Activity:
Leave every picture behind and copy the rest of the entries below exactly.

Dataset rows for apps and sites:
◇ ◇ ◇ ◇ ◇ ◇ ◇

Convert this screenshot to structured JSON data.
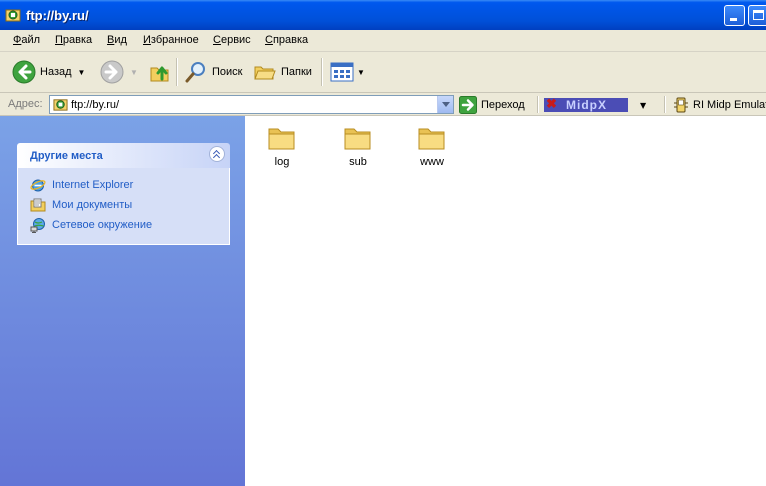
{
  "window": {
    "title": "ftp://by.ru/"
  },
  "menu": [
    "Файл",
    "Правка",
    "Вид",
    "Избранное",
    "Сервис",
    "Справка"
  ],
  "toolbar": {
    "back": "Назад",
    "search": "Поиск",
    "folders": "Папки"
  },
  "address": {
    "label": "Адрес:",
    "value": "ftp://by.ru/",
    "go": "Переход"
  },
  "links": {
    "midp_logo": "MidpX",
    "ri_midp": "RI Midp Emulator"
  },
  "other_places": {
    "title": "Другие места",
    "items": [
      "Internet Explorer",
      "Мои документы",
      "Сетевое окружение"
    ]
  },
  "folders": [
    "log",
    "sub",
    "www"
  ],
  "colors": {
    "title_bar": "#0054e3",
    "pane_top": "#7ba2e7",
    "pane_bottom": "#6375d6",
    "link_blue": "#215dc6"
  },
  "icons": [
    "folder-icon",
    "back-arrow-icon",
    "forward-arrow-icon",
    "up-folder-icon",
    "search-icon",
    "folders-icon",
    "views-icon",
    "go-arrow-icon",
    "ie-icon",
    "my-documents-icon",
    "network-icon"
  ]
}
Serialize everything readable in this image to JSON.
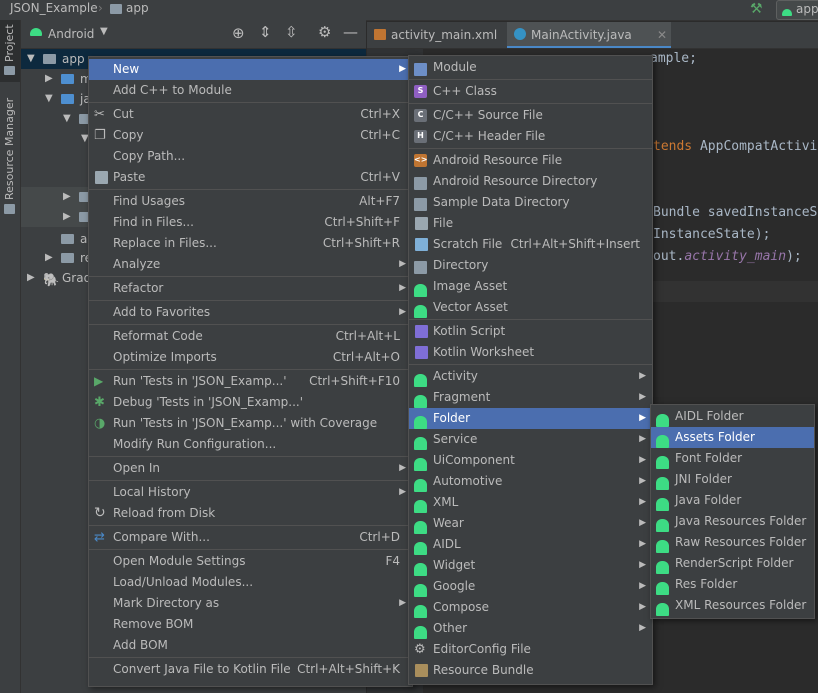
{
  "breadcrumb": {
    "project": "JSON_Example",
    "module": "app"
  },
  "top_right": {
    "run_label": "app"
  },
  "left_tabs": [
    "Project",
    "Resource Manager"
  ],
  "project_header": {
    "view": "Android"
  },
  "tree": [
    {
      "label": "app"
    },
    {
      "label": "m"
    },
    {
      "label": "ja"
    },
    {
      "label": "a"
    },
    {
      "label": "re"
    },
    {
      "label": "Grad"
    }
  ],
  "editor_tabs": [
    {
      "label": "activity_main.xml"
    },
    {
      "label": "MainActivity.java"
    }
  ],
  "code": {
    "l1": "ample;",
    "l2a": "tends ",
    "l2b": "AppCompatActivi",
    "l3": "Bundle savedInstanceS",
    "l4": "InstanceState);",
    "l5a": "out.",
    "l5b": "activity_main",
    "l5c": ");"
  },
  "context_menu": [
    {
      "label": "New",
      "arrow": true,
      "selected": true
    },
    {
      "label": "Add C++ to Module"
    },
    {
      "sep": true
    },
    {
      "label": "Cut",
      "shortcut": "Ctrl+X",
      "icon": "scissors-icon"
    },
    {
      "label": "Copy",
      "shortcut": "Ctrl+C",
      "icon": "copy-icon"
    },
    {
      "label": "Copy Path..."
    },
    {
      "label": "Paste",
      "shortcut": "Ctrl+V",
      "icon": "paste-icon"
    },
    {
      "sep": true
    },
    {
      "label": "Find Usages",
      "shortcut": "Alt+F7"
    },
    {
      "label": "Find in Files...",
      "shortcut": "Ctrl+Shift+F"
    },
    {
      "label": "Replace in Files...",
      "shortcut": "Ctrl+Shift+R"
    },
    {
      "label": "Analyze",
      "arrow": true
    },
    {
      "sep": true
    },
    {
      "label": "Refactor",
      "arrow": true
    },
    {
      "sep": true
    },
    {
      "label": "Add to Favorites",
      "arrow": true
    },
    {
      "sep": true
    },
    {
      "label": "Reformat Code",
      "shortcut": "Ctrl+Alt+L"
    },
    {
      "label": "Optimize Imports",
      "shortcut": "Ctrl+Alt+O"
    },
    {
      "sep": true
    },
    {
      "label": "Run 'Tests in 'JSON_Examp...'",
      "shortcut": "Ctrl+Shift+F10",
      "icon": "run-icon"
    },
    {
      "label": "Debug 'Tests in 'JSON_Examp...'",
      "icon": "debug-icon"
    },
    {
      "label": "Run 'Tests in 'JSON_Examp...' with Coverage",
      "icon": "coverage-icon"
    },
    {
      "label": "Modify Run Configuration..."
    },
    {
      "sep": true
    },
    {
      "label": "Open In",
      "arrow": true
    },
    {
      "sep": true
    },
    {
      "label": "Local History",
      "arrow": true
    },
    {
      "label": "Reload from Disk",
      "icon": "reload-icon"
    },
    {
      "sep": true
    },
    {
      "label": "Compare With...",
      "shortcut": "Ctrl+D",
      "icon": "compare-icon"
    },
    {
      "sep": true
    },
    {
      "label": "Open Module Settings",
      "shortcut": "F4"
    },
    {
      "label": "Load/Unload Modules..."
    },
    {
      "label": "Mark Directory as",
      "arrow": true
    },
    {
      "label": "Remove BOM"
    },
    {
      "label": "Add BOM"
    },
    {
      "sep": true
    },
    {
      "label": "Convert Java File to Kotlin File",
      "shortcut": "Ctrl+Alt+Shift+K"
    }
  ],
  "new_menu": [
    {
      "label": "Module",
      "icon": "module-icon"
    },
    {
      "sep": true
    },
    {
      "label": "C++ Class",
      "icon": "cpp-class-icon"
    },
    {
      "sep": true
    },
    {
      "label": "C/C++ Source File",
      "icon": "cpp-source-icon"
    },
    {
      "label": "C/C++ Header File",
      "icon": "cpp-header-icon"
    },
    {
      "sep": true
    },
    {
      "label": "Android Resource File",
      "icon": "resource-file-icon"
    },
    {
      "label": "Android Resource Directory",
      "icon": "folder-icon"
    },
    {
      "label": "Sample Data Directory",
      "icon": "folder-icon"
    },
    {
      "label": "File",
      "icon": "file-icon"
    },
    {
      "label": "Scratch File",
      "shortcut": "Ctrl+Alt+Shift+Insert",
      "icon": "scratch-file-icon"
    },
    {
      "label": "Directory",
      "icon": "folder-icon"
    },
    {
      "label": "Image Asset",
      "icon": "android-icon"
    },
    {
      "label": "Vector Asset",
      "icon": "android-icon"
    },
    {
      "sep": true
    },
    {
      "label": "Kotlin Script",
      "icon": "kotlin-icon"
    },
    {
      "label": "Kotlin Worksheet",
      "icon": "kotlin-icon"
    },
    {
      "sep": true
    },
    {
      "label": "Activity",
      "arrow": true,
      "icon": "android-icon"
    },
    {
      "label": "Fragment",
      "arrow": true,
      "icon": "android-icon"
    },
    {
      "label": "Folder",
      "arrow": true,
      "icon": "android-icon",
      "selected": true
    },
    {
      "label": "Service",
      "arrow": true,
      "icon": "android-icon"
    },
    {
      "label": "UiComponent",
      "arrow": true,
      "icon": "android-icon"
    },
    {
      "label": "Automotive",
      "arrow": true,
      "icon": "android-icon"
    },
    {
      "label": "XML",
      "arrow": true,
      "icon": "android-icon"
    },
    {
      "label": "Wear",
      "arrow": true,
      "icon": "android-icon"
    },
    {
      "label": "AIDL",
      "arrow": true,
      "icon": "android-icon"
    },
    {
      "label": "Widget",
      "arrow": true,
      "icon": "android-icon"
    },
    {
      "label": "Google",
      "arrow": true,
      "icon": "android-icon"
    },
    {
      "label": "Compose",
      "arrow": true,
      "icon": "android-icon"
    },
    {
      "label": "Other",
      "arrow": true,
      "icon": "android-icon"
    },
    {
      "label": "EditorConfig File",
      "icon": "gear-icon"
    },
    {
      "label": "Resource Bundle",
      "icon": "resource-bundle-icon"
    }
  ],
  "folder_menu": [
    {
      "label": "AIDL Folder"
    },
    {
      "label": "Assets Folder",
      "selected": true
    },
    {
      "label": "Font Folder"
    },
    {
      "label": "JNI Folder"
    },
    {
      "label": "Java Folder"
    },
    {
      "label": "Java Resources Folder"
    },
    {
      "label": "Raw Resources Folder"
    },
    {
      "label": "RenderScript Folder"
    },
    {
      "label": "Res Folder"
    },
    {
      "label": "XML Resources Folder"
    }
  ],
  "colors": {
    "selection": "#4b6eaf",
    "android_green": "#3ddc84",
    "menu_bg": "#3c3f41",
    "editor_bg": "#2b2b2b"
  }
}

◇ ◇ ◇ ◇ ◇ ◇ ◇

Problem solution:
Convert this screenshot to structured JSON data.
{
  "window": {
    "title": "ftp://by.ru/"
  },
  "menu": [
    "Файл",
    "Правка",
    "Вид",
    "Избранное",
    "Сервис",
    "Справка"
  ],
  "toolbar": {
    "back": "Назад",
    "search": "Поиск",
    "folders": "Папки"
  },
  "address": {
    "label": "Адрес:",
    "value": "ftp://by.ru/",
    "go": "Переход"
  },
  "links": {
    "midp_logo": "MidpX",
    "ri_midp": "RI Midp Emulator"
  },
  "other_places": {
    "title": "Другие места",
    "items": [
      "Internet Explorer",
      "Мои документы",
      "Сетевое окружение"
    ]
  },
  "folders": [
    "log",
    "sub",
    "www"
  ],
  "colors": {
    "title_bar": "#0054e3",
    "pane_top": "#7ba2e7",
    "pane_bottom": "#6375d6",
    "link_blue": "#215dc6"
  },
  "icons": [
    "folder-icon",
    "back-arrow-icon",
    "forward-arrow-icon",
    "up-folder-icon",
    "search-icon",
    "folders-icon",
    "views-icon",
    "go-arrow-icon",
    "ie-icon",
    "my-documents-icon",
    "network-icon"
  ]
}
Serialize everything readable in this image to JSON.
{
  "breadcrumb": {
    "project": "JSON_Example",
    "module": "app"
  },
  "top_right": {
    "run_label": "app"
  },
  "left_tabs": [
    "Project",
    "Resource Manager"
  ],
  "project_header": {
    "view": "Android"
  },
  "tree": [
    {
      "label": "app"
    },
    {
      "label": "m"
    },
    {
      "label": "ja"
    },
    {
      "label": "a"
    },
    {
      "label": "re"
    },
    {
      "label": "Grad"
    }
  ],
  "editor_tabs": [
    {
      "label": "activity_main.xml"
    },
    {
      "label": "MainActivity.java"
    }
  ],
  "code": {
    "l1": "ample;",
    "l2a": "tends ",
    "l2b": "AppCompatActivi",
    "l3": "Bundle savedInstanceS",
    "l4": "InstanceState);",
    "l5a": "out.",
    "l5b": "activity_main",
    "l5c": ");"
  },
  "context_menu": [
    {
      "label": "New",
      "arrow": true,
      "selected": true
    },
    {
      "label": "Add C++ to Module"
    },
    {
      "sep": true
    },
    {
      "label": "Cut",
      "shortcut": "Ctrl+X",
      "icon": "scissors-icon"
    },
    {
      "label": "Copy",
      "shortcut": "Ctrl+C",
      "icon": "copy-icon"
    },
    {
      "label": "Copy Path..."
    },
    {
      "label": "Paste",
      "shortcut": "Ctrl+V",
      "icon": "paste-icon"
    },
    {
      "sep": true
    },
    {
      "label": "Find Usages",
      "shortcut": "Alt+F7"
    },
    {
      "label": "Find in Files...",
      "shortcut": "Ctrl+Shift+F"
    },
    {
      "label": "Replace in Files...",
      "shortcut": "Ctrl+Shift+R"
    },
    {
      "label": "Analyze",
      "arrow": true
    },
    {
      "sep": true
    },
    {
      "label": "Refactor",
      "arrow": true
    },
    {
      "sep": true
    },
    {
      "label": "Add to Favorites",
      "arrow": true
    },
    {
      "sep": true
    },
    {
      "label": "Reformat Code",
      "shortcut": "Ctrl+Alt+L"
    },
    {
      "label": "Optimize Imports",
      "shortcut": "Ctrl+Alt+O"
    },
    {
      "sep": true
    },
    {
      "label": "Run 'Tests in 'JSON_Examp...'",
      "shortcut": "Ctrl+Shift+F10",
      "icon": "run-icon"
    },
    {
      "label": "Debug 'Tests in 'JSON_Examp...'",
      "icon": "debug-icon"
    },
    {
      "label": "Run 'Tests in 'JSON_Examp...' with Coverage",
      "icon": "coverage-icon"
    },
    {
      "label": "Modify Run Configuration..."
    },
    {
      "sep": true
    },
    {
      "label": "Open In",
      "arrow": true
    },
    {
      "sep": true
    },
    {
      "label": "Local History",
      "arrow": true
    },
    {
      "label": "Reload from Disk",
      "icon": "reload-icon"
    },
    {
      "sep": true
    },
    {
      "label": "Compare With...",
      "shortcut": "Ctrl+D",
      "icon": "compare-icon"
    },
    {
      "sep": true
    },
    {
      "label": "Open Module Settings",
      "shortcut": "F4"
    },
    {
      "label": "Load/Unload Modules..."
    },
    {
      "label": "Mark Directory as",
      "arrow": true
    },
    {
      "label": "Remove BOM"
    },
    {
      "label": "Add BOM"
    },
    {
      "sep": true
    },
    {
      "label": "Convert Java File to Kotlin File",
      "shortcut": "Ctrl+Alt+Shift+K"
    }
  ],
  "new_menu": [
    {
      "label": "Module",
      "icon": "module-icon"
    },
    {
      "sep": true
    },
    {
      "label": "C++ Class",
      "icon": "cpp-class-icon"
    },
    {
      "sep": true
    },
    {
      "label": "C/C++ Source File",
      "icon": "cpp-source-icon"
    },
    {
      "label": "C/C++ Header File",
      "icon": "cpp-header-icon"
    },
    {
      "sep": true
    },
    {
      "label": "Android Resource File",
      "icon": "resource-file-icon"
    },
    {
      "label": "Android Resource Directory",
      "icon": "folder-icon"
    },
    {
      "label": "Sample Data Directory",
      "icon": "folder-icon"
    },
    {
      "label": "File",
      "icon": "file-icon"
    },
    {
      "label": "Scratch File",
      "shortcut": "Ctrl+Alt+Shift+Insert",
      "icon": "scratch-file-icon"
    },
    {
      "label": "Directory",
      "icon": "folder-icon"
    },
    {
      "label": "Image Asset",
      "icon": "android-icon"
    },
    {
      "label": "Vector Asset",
      "icon": "android-icon"
    },
    {
      "sep": true
    },
    {
      "label": "Kotlin Script",
      "icon": "kotlin-icon"
    },
    {
      "label": "Kotlin Worksheet",
      "icon": "kotlin-icon"
    },
    {
      "sep": true
    },
    {
      "label": "Activity",
      "arrow": true,
      "icon": "android-icon"
    },
    {
      "label": "Fragment",
      "arrow": true,
      "icon": "android-icon"
    },
    {
      "label": "Folder",
      "arrow": true,
      "icon": "android-icon",
      "selected": true
    },
    {
      "label": "Service",
      "arrow": true,
      "icon": "android-icon"
    },
    {
      "label": "UiComponent",
      "arrow": true,
      "icon": "android-icon"
    },
    {
      "label": "Automotive",
      "arrow": true,
      "icon": "android-icon"
    },
    {
      "label": "XML",
      "arrow": true,
      "icon": "android-icon"
    },
    {
      "label": "Wear",
      "arrow": true,
      "icon": "android-icon"
    },
    {
      "label": "AIDL",
      "arrow": true,
      "icon": "android-icon"
    },
    {
      "label": "Widget",
      "arrow": true,
      "icon": "android-icon"
    },
    {
      "label": "Google",
      "arrow": true,
      "icon": "android-icon"
    },
    {
      "label": "Compose",
      "arrow": true,
      "icon": "android-icon"
    },
    {
      "label": "Other",
      "arrow": true,
      "icon": "android-icon"
    },
    {
      "label": "EditorConfig File",
      "icon": "gear-icon"
    },
    {
      "label": "Resource Bundle",
      "icon": "resource-bundle-icon"
    }
  ],
  "folder_menu": [
    {
      "label": "AIDL Folder"
    },
    {
      "label": "Assets Folder",
      "selected": true
    },
    {
      "label": "Font Folder"
    },
    {
      "label": "JNI Folder"
    },
    {
      "label": "Java Folder"
    },
    {
      "label": "Java Resources Folder"
    },
    {
      "label": "Raw Resources Folder"
    },
    {
      "label": "RenderScript Folder"
    },
    {
      "label": "Res Folder"
    },
    {
      "label": "XML Resources Folder"
    }
  ],
  "colors": {
    "selection": "#4b6eaf",
    "android_green": "#3ddc84",
    "menu_bg": "#3c3f41",
    "editor_bg": "#2b2b2b"
  }
}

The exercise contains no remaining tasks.